You Make A Difference
Have you hugged your children today? Have you taken the time to be thankful for what you and your loved ones share?
We at saving tiny hearts cannot tell you how much we appreciate all that you have done these past 11 years. you have made such an important difference in the lives of children born with congenital heart defects, the #1 birth defect, and we truly cannot thank you enough. Last year, you helped us not only at our gala but throughout the year to raise critical funds and once again make history as we were able to fund for the first time 6 more revolutionary research projects for 2016. This could only have been accomplished through your overwhelming generosity.

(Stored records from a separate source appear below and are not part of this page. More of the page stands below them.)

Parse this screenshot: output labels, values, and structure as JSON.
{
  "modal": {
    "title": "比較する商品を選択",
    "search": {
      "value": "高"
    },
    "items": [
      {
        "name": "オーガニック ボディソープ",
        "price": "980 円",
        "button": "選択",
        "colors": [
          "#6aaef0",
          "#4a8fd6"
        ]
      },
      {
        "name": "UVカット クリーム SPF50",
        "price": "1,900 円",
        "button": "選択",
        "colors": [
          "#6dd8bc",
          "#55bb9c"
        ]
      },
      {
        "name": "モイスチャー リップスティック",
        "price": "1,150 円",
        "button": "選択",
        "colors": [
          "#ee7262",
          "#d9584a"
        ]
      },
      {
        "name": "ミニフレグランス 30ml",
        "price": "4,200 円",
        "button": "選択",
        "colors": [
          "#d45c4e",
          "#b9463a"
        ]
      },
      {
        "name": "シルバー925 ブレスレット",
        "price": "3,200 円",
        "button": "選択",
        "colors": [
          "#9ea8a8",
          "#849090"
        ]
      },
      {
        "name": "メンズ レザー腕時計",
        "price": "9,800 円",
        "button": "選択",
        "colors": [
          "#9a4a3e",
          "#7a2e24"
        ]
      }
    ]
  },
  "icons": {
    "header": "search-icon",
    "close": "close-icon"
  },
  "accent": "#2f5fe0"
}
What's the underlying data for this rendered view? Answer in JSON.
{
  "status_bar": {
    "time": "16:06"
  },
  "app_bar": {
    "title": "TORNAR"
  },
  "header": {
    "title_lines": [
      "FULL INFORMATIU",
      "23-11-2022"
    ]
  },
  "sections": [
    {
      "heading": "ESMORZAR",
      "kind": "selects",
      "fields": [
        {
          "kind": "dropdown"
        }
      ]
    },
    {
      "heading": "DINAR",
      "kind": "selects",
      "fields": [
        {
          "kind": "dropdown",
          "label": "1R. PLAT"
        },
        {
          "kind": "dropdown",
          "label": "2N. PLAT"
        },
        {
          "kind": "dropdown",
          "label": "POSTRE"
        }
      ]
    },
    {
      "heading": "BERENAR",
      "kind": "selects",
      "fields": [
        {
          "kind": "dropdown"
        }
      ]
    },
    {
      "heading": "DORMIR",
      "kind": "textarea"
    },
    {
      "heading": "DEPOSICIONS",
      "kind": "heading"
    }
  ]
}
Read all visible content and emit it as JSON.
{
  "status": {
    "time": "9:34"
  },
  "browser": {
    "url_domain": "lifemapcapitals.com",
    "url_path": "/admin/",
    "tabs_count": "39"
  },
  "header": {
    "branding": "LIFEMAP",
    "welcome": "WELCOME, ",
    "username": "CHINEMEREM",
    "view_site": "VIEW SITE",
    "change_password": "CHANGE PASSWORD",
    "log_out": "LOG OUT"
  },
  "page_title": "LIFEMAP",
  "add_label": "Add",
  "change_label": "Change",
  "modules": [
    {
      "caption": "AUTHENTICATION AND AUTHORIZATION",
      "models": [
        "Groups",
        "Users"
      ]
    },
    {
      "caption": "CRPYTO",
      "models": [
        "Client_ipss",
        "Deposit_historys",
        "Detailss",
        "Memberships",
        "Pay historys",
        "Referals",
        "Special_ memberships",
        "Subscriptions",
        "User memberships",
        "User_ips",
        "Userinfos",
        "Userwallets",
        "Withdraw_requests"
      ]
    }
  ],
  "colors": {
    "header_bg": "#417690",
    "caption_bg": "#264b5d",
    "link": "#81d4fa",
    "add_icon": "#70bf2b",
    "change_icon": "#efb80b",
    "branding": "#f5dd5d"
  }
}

As we approach the holiday season and get together with our friends and families to celebrate and bring in the new year, take time to applaud what you have accomplished and the difference you have made to help save countless tiny hearts…children whose lives depend on our help now…as their greatest hope. Remember, we have no paid employees and every dollar we raise goes to support lifesaving research.
Please dig deep into your hearts and know that with your generous contribution, you are making a tremendous difference…
6 more lifesaving Research Projects funded in 2016!
- “Role of NOX-4 dependent Notch1 dysregulation on cardiac development in fetal alcohol syndrome” submitted by Jason Gardner, PHD at Louisiana State University.
- “Novel Arrhythmia mechanisms in Long QT syndrome” submitted by Thomas Hund, PHD, at The Ohio State University.
- “Feasibility of a Novel Fontan Right-side assist device” submitted by Ethan Kung, PHD, at Clemson University, South Carolina.
- “Neuroprotective strategies in Pediatric Cardiac Surgery” submitted Sunil Malhotra, MD at New York University Medical Center.
- “Elucidating the genetics and epigenetics of congenital heart defects using zebrafish genome engineering” submitted by Lisa Maves, PHD at Seattle Children’s Research Institute.
- “The effects of pediatric-specific HCM mutations on ß-cardiac myosin power generation” submitted by James Spudich, PHD at Stanford University School of Medicine.